Parliament: Cancellation of accreditation for unethical religious teacher is how scheme should work, says Masagos

Minister-in-Charge of Muslim Affairs Masagos Zulkifli said that all Islamic religious teachers, known as asatizah, have to abide by an ethical code under the mandatory Asatizah Recognition Scheme.
Minister-in-Charge of Muslim Affairs Masagos Zulkifli said that all Islamic religious teachers, known as asatizah, have to abide by an ethical code under the mandatory Asatizah Recognition Scheme.ST PHOTO: GAVIN FOO

SINGAPORE - The discovery and cancellation of an unethical Islamic religious teacher from the national recognition scheme is how the scheme should work, the Minister-in-Charge of Muslim Affairs Masagos Zulkifli stressed in Parliament.

On Jan 16, the Ministry of Home Affairs revealed that former Singaporean religious teacher Murad Mohd Said, 46, and his student had been issued with Restriction Orders (ROs) under the Internal Security Act (ISA).

He is the first person who was once accredited as a religious teacher to be issued with an order under the ISA.

Murad was a freelance religious teacher until he was struck off the Asatizah Recognition Scheme (ARS) in May last year for his segregationist ideologies that contravened its code of ethics.

In a written answer to a parliamentary question on Monday (Feb 11), Mr Masagos, who is also the Minister for the Environment and Water Resources, said: "This is how the Asatizah Recognition Scheme (ARS) system should work.

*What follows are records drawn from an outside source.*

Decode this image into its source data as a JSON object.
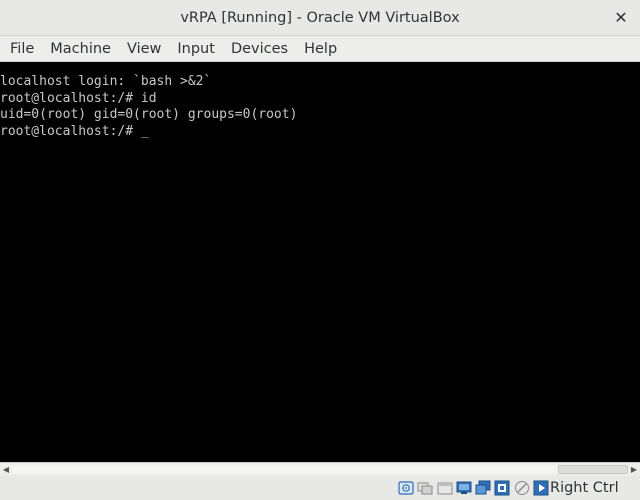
{
  "window": {
    "title": "vRPA [Running] - Oracle VM VirtualBox",
    "close_glyph": "✕"
  },
  "menubar": {
    "items": [
      "File",
      "Machine",
      "View",
      "Input",
      "Devices",
      "Help"
    ]
  },
  "console": {
    "lines": [
      "localhost login: `bash >&2`",
      "root@localhost:/# id",
      "uid=0(root) gid=0(root) groups=0(root)",
      "root@localhost:/# "
    ],
    "cursor": "_"
  },
  "scrollbar": {
    "left_arrow": "◀",
    "right_arrow": "▶"
  },
  "statusbar": {
    "icons": [
      "hard-disk-icon",
      "optical-drive-icon",
      "floppy-icon",
      "network-icon",
      "usb-icon",
      "shared-folders-icon",
      "display-icon",
      "recording-icon",
      "mouse-integration-icon"
    ],
    "host_key": "Right Ctrl"
  },
  "colors": {
    "console_bg": "#000000",
    "console_fg": "#c8c8c8",
    "chrome_bg": "#e8e8e7",
    "icon_blue": "#2f6fb6"
  }
}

It monitors and takes action to bar those whose views are inimical to social cohesion from preaching."

He added that all Islamic religious teachers, known as asatizah, have to abide by an ethical code under the mandatory ARS.

Under this code, all asatizah are banned from encouraging extremism or violence, denigrating other racial and religious groups, committing ethical misconduct and promoting segregationist practices.

 
 
 

Mr Masagos was responding to Dr Fatimah Lateef (Marine Parade GRC), who had asked him if any reviews were being made to the scheme and if any changes would be made to it.

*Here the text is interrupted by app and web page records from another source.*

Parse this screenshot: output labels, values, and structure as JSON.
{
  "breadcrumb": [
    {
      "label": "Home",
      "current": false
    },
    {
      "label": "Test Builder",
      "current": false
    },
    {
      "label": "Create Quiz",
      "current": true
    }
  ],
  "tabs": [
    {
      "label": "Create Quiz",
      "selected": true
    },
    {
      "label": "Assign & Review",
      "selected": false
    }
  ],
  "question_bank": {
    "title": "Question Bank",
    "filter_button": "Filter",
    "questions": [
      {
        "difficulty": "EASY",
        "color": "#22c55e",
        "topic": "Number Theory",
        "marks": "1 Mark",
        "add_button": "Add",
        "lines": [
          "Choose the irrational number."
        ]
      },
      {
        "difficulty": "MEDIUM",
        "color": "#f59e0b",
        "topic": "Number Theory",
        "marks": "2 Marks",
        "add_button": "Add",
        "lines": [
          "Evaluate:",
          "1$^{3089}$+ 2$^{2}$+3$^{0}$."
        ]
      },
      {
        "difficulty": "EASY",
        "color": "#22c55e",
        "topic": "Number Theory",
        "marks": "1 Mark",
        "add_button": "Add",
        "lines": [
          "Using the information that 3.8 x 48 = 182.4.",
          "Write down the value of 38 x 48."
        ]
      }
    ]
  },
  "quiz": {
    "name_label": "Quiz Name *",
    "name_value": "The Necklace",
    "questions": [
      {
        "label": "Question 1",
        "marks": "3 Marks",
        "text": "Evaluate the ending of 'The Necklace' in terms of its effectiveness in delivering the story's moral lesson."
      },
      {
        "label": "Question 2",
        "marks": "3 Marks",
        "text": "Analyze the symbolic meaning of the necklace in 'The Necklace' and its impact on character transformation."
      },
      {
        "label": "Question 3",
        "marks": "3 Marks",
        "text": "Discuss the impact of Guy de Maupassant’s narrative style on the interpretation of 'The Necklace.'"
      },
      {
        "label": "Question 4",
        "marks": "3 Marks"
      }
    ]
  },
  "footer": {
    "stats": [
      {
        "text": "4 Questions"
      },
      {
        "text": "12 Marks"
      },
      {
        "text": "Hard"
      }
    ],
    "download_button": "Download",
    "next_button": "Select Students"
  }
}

The Asatizah Recognition Board, which consists of senior and respected asatizah in the community, oversees the ARS and is supported by the Islamic Religious Council of Singapore (Muis).

Mr Masagos said both the board and the council conduct regular reviews of the ARS, and processes have been put in to ensure the scheme only accredits responsible asatizah.

These include instituting provisional periods of observation and requiring additional interviews when deemed necessary by the board.

Said Mr Masagos: "If there are reports or if they demonstrate that they are unfit to be asatizah, such as breaching the code of ethics, their ARS status will be cancelled."